[Excerpts from an interface dataset]
+ + + +

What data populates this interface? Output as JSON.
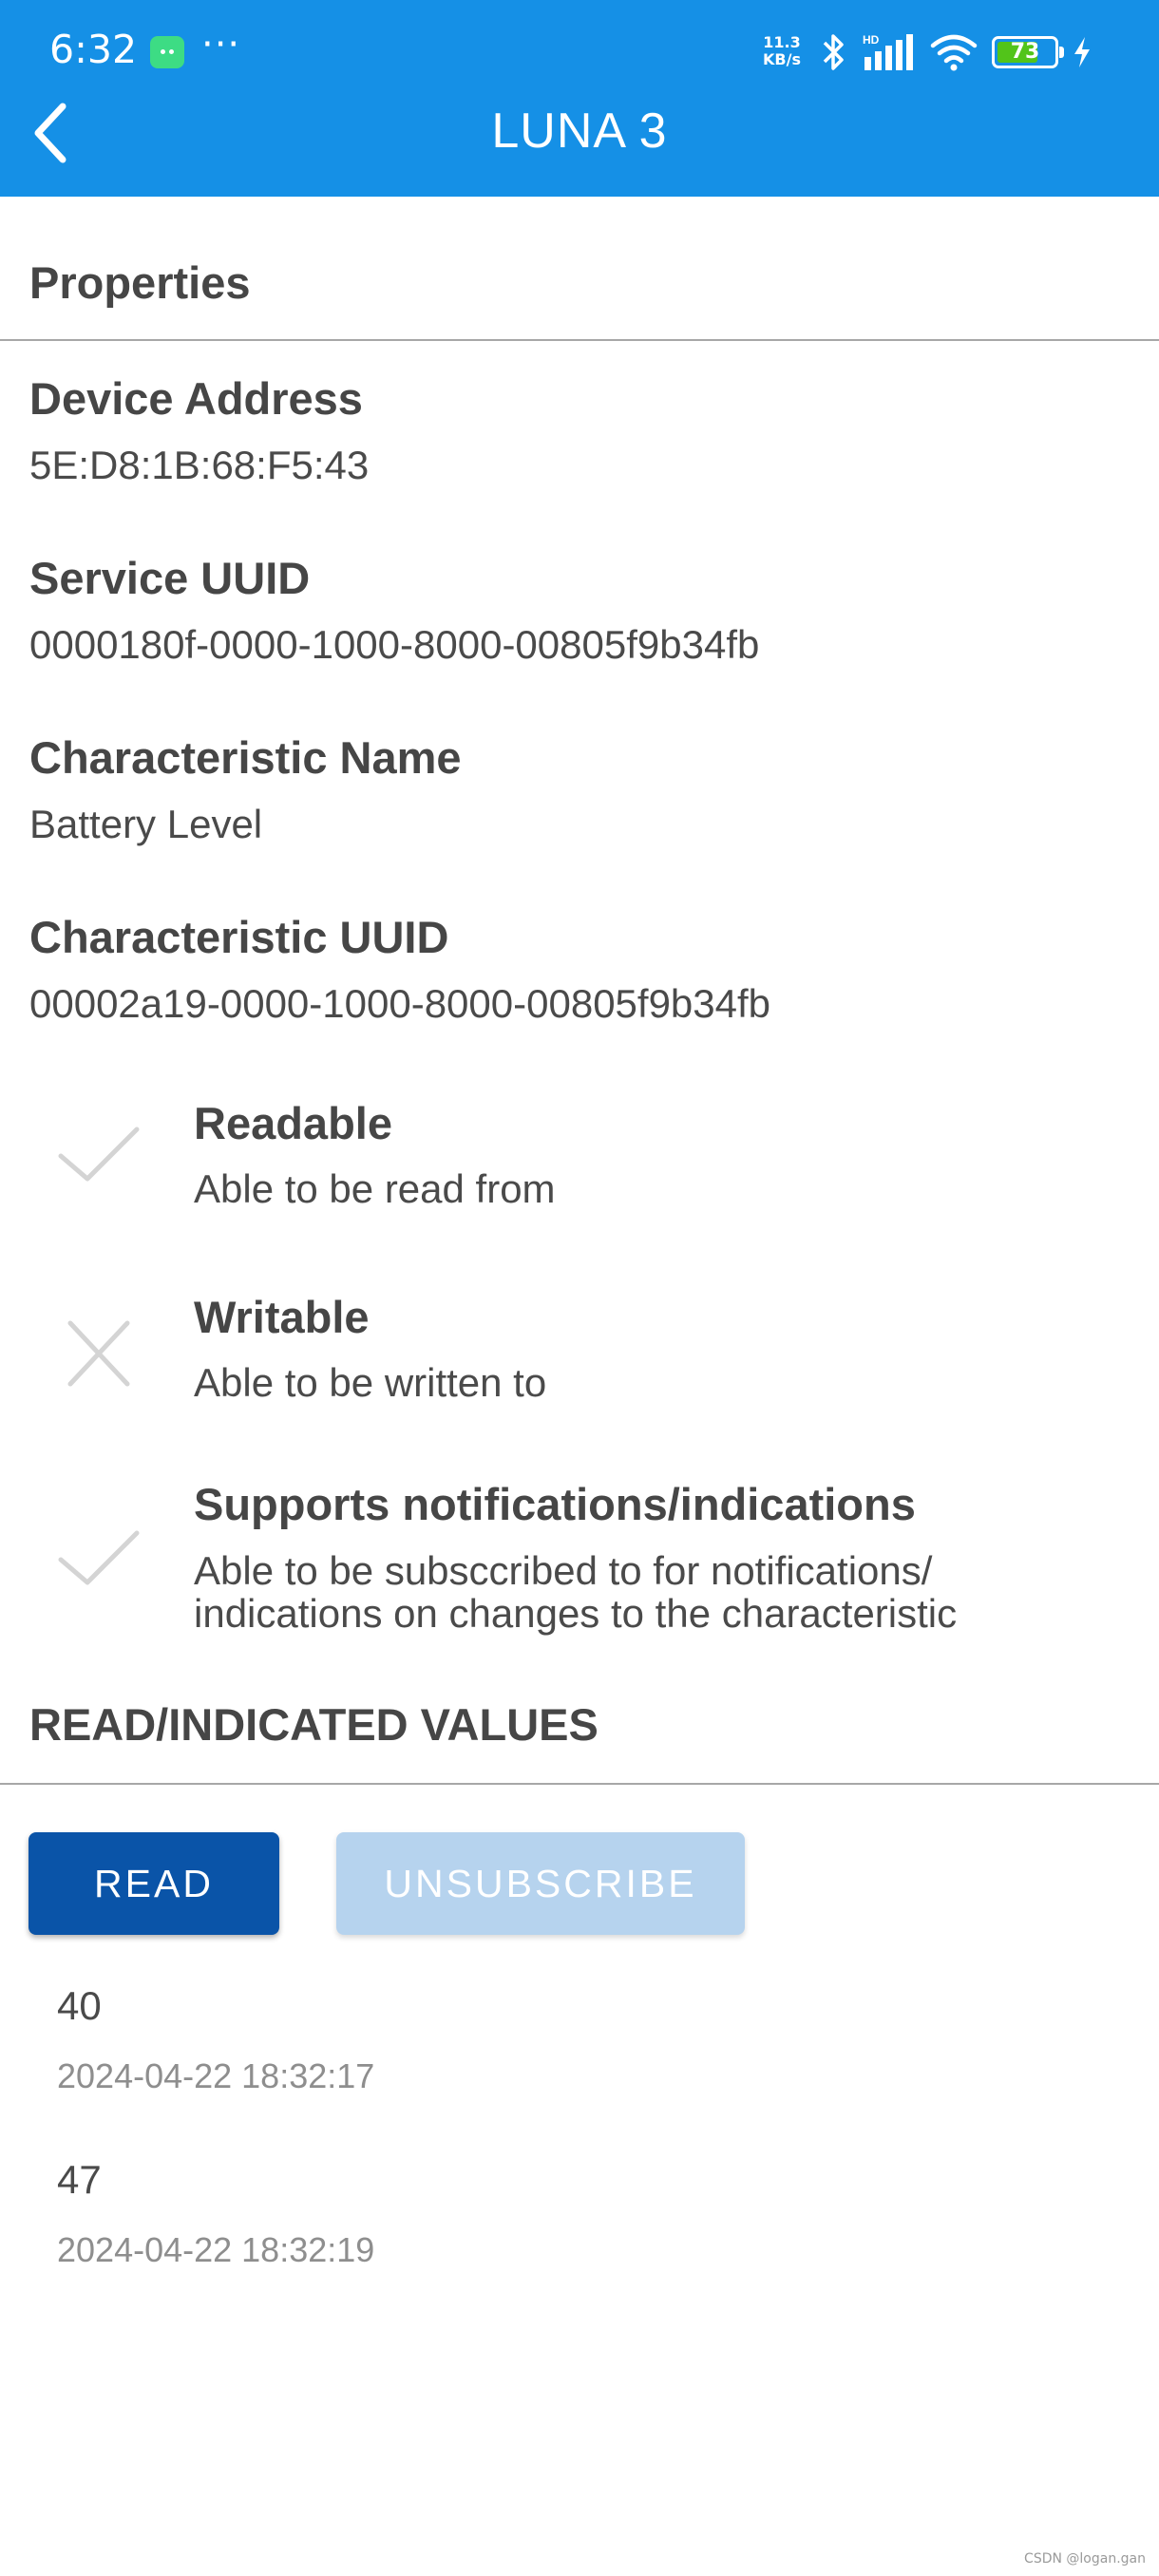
{
  "status_bar": {
    "time": "6:32",
    "more": "···",
    "net_speed_value": "11.3",
    "net_speed_unit": "KB/s",
    "hd_label": "HD",
    "battery_level": "73"
  },
  "app_bar": {
    "title": "LUNA 3"
  },
  "properties": {
    "heading": "Properties",
    "items": [
      {
        "label": "Device Address",
        "value": "5E:D8:1B:68:F5:43"
      },
      {
        "label": "Service UUID",
        "value": "0000180f-0000-1000-8000-00805f9b34fb"
      },
      {
        "label": "Characteristic Name",
        "value": "Battery Level"
      },
      {
        "label": "Characteristic UUID",
        "value": "00002a19-0000-1000-8000-00805f9b34fb"
      }
    ]
  },
  "capabilities": [
    {
      "title": "Readable",
      "description": "Able to be read from",
      "supported": true
    },
    {
      "title": "Writable",
      "description": "Able to be written to",
      "supported": false
    },
    {
      "title": "Supports notifications/indications",
      "description_line1": "Able to be subsccribed to for notifications/",
      "description_line2": "indications on changes to the characteristic",
      "supported": true
    }
  ],
  "values_section": {
    "heading": "READ/INDICATED VALUES",
    "read_button": "READ",
    "unsubscribe_button": "UNSUBSCRIBE",
    "readings": [
      {
        "value": "40",
        "timestamp": "2024-04-22 18:32:17"
      },
      {
        "value": "47",
        "timestamp": "2024-04-22 18:32:19"
      }
    ]
  },
  "watermark": "CSDN @logan.gan",
  "colors": {
    "app_bar": "#1590e6",
    "read_button": "#0a54a8",
    "unsubscribe_button_disabled": "#b6d3ee",
    "battery_fill": "#52c41a"
  }
}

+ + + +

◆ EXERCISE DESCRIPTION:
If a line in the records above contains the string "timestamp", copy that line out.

◆ TASK OUTPUT:
        "timestamp": "2024-04-22 18:32:17"
        "timestamp": "2024-04-22 18:32:19"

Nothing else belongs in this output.